I was about to answer when I heard TSYO:
"Um, well, Mommy said it was nine o'clock, so if it takes us an hour, it will be ten o'clock when we get there. That's one hour. Ten is one more than nine, you know? Or maybe you don't know. How could you not know that?" She didn't mean to insult him, I think she really didn't understand how he couldn't know that.
Recently, Ray took TSYO and Baby J to the playground. When they got there, TSYO wanted to go on the swings, but two very large moms were sitting in the only two swings watching their children play. Ray re-learned that anything he says, even quietly will likely be repeated. TSYO asked why the grown-ups were sitting on swings meant for kids. Ray said under his breath that they were too lazy to get their fat butts off the swings and move to a bench. At least, he thought he said it under his breath. Twenty minutes later, when one of the women had vacated a swing, TSYO shouted:

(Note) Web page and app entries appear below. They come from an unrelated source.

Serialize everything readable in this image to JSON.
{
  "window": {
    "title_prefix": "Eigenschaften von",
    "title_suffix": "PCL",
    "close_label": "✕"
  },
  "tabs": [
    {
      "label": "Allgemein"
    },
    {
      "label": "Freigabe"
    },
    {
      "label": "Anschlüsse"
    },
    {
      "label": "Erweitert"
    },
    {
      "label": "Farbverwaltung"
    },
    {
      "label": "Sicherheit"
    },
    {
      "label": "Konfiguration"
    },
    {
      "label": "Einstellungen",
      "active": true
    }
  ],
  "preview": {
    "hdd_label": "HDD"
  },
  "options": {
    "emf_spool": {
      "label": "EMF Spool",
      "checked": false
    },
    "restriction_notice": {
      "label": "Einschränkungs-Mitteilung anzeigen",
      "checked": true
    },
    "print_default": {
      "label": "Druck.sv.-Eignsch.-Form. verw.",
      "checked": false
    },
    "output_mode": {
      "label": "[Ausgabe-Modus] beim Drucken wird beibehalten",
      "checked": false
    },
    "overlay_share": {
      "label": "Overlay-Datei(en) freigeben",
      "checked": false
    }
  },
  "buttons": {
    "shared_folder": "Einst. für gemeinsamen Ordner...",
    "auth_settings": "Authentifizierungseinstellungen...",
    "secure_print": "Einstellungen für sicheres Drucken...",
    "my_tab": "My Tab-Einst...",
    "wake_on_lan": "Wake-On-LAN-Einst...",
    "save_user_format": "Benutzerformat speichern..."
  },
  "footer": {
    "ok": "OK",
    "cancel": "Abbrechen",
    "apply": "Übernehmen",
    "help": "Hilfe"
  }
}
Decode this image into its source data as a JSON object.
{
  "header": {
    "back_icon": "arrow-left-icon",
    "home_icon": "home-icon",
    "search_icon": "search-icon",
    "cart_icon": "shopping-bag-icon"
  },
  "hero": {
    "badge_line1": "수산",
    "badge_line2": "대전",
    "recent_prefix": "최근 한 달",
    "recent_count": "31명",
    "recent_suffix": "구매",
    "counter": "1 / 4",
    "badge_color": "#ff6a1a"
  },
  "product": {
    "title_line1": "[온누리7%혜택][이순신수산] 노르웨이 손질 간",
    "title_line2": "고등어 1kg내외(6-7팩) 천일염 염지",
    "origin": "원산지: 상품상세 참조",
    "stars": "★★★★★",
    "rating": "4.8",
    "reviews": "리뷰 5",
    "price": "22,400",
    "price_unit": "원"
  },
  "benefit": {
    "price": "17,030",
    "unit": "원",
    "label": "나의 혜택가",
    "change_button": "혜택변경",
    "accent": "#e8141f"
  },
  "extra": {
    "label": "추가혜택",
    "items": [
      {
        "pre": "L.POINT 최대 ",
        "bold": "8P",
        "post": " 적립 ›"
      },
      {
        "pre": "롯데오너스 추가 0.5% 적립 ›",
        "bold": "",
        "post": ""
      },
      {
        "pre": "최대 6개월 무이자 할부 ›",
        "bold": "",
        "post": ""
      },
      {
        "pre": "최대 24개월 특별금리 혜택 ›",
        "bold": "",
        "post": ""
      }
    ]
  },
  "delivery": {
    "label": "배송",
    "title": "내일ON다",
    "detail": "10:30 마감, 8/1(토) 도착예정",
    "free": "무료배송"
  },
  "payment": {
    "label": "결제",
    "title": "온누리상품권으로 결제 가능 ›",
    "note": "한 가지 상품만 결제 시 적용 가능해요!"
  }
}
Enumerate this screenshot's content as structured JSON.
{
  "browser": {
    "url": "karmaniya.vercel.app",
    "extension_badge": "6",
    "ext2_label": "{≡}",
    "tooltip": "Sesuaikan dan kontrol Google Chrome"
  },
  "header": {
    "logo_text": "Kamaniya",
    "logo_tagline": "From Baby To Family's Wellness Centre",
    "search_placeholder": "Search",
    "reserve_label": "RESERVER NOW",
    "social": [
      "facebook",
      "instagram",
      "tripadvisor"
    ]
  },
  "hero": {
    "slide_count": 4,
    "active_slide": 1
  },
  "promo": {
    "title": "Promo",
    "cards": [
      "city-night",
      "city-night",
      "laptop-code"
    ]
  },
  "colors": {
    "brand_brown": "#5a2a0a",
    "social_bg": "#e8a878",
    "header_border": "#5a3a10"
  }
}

"Hey, look, Dad! One of the lazy people moved their fat butts off the swing! I can go swing now!" Thankfully, Ray was not beaten to death with a snack cake.
Just this past Christmas, TSYO demonstrated her lack of tact yet again at Build a Bear Workshop. Her Nana and PawPaw thought it would be nice for her to get a doll for her birthday, and they took her through the process. TSYO decided to build a boy monkey, named Aaron, who had a guitar (like Elvis Aaron Presley, yes). Part of the process involves stuffing the shell of the doll and putting a heart inside. The sales rep took the half-stuffed monkey from TSYO over her protestations, and handed her a heart. He told her to rub the heart over her heart and make a wish, so that her monkey would have a little piece of her inside. TSYO's response?
"Well, for starters, I wish you'd give me my monkey back."
She did get her wish.
Happy Birthday, my Little Wonder. May your next six years be as interesting as the last.